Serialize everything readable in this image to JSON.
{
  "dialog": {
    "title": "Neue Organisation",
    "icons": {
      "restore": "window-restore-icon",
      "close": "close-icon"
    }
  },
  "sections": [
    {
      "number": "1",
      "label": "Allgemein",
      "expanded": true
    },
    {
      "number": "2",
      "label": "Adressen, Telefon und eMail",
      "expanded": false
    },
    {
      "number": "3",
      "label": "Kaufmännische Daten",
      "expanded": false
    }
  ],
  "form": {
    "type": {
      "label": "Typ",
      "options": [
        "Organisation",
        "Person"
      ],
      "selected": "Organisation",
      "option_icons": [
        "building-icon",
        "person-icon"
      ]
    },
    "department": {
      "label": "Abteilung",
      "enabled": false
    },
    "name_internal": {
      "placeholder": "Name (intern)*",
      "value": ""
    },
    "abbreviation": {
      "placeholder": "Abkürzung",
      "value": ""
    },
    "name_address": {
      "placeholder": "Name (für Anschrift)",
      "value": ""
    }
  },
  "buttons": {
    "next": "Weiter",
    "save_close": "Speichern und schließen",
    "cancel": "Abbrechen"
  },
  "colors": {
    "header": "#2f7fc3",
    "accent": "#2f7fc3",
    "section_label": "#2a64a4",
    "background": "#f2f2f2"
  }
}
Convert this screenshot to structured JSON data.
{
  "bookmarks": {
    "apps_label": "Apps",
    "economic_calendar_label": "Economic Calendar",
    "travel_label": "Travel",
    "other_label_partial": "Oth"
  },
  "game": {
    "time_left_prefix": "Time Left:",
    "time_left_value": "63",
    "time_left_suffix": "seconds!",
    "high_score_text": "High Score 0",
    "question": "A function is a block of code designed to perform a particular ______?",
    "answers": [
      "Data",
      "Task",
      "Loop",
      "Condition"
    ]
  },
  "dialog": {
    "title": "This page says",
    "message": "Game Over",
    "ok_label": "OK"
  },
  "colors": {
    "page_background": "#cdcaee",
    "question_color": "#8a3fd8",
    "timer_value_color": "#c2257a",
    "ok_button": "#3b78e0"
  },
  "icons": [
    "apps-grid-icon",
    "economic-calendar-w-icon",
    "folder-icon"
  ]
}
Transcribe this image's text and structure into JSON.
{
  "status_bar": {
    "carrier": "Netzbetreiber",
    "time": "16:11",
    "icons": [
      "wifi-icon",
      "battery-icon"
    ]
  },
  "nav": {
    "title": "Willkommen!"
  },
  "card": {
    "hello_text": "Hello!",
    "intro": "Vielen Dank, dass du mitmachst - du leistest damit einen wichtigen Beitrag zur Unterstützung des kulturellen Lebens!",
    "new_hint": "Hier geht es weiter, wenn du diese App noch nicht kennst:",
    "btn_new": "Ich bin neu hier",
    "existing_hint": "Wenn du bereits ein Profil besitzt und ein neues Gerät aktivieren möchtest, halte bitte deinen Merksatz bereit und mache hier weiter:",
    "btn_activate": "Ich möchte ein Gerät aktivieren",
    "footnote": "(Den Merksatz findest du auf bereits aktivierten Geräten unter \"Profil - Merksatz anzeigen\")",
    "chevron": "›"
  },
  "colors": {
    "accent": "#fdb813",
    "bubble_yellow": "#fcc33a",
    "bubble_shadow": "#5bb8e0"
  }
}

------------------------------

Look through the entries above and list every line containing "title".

» Completed exercise
    "title": "Neue Organisation",
    "title": "This page says",
    "title": "Willkommen!"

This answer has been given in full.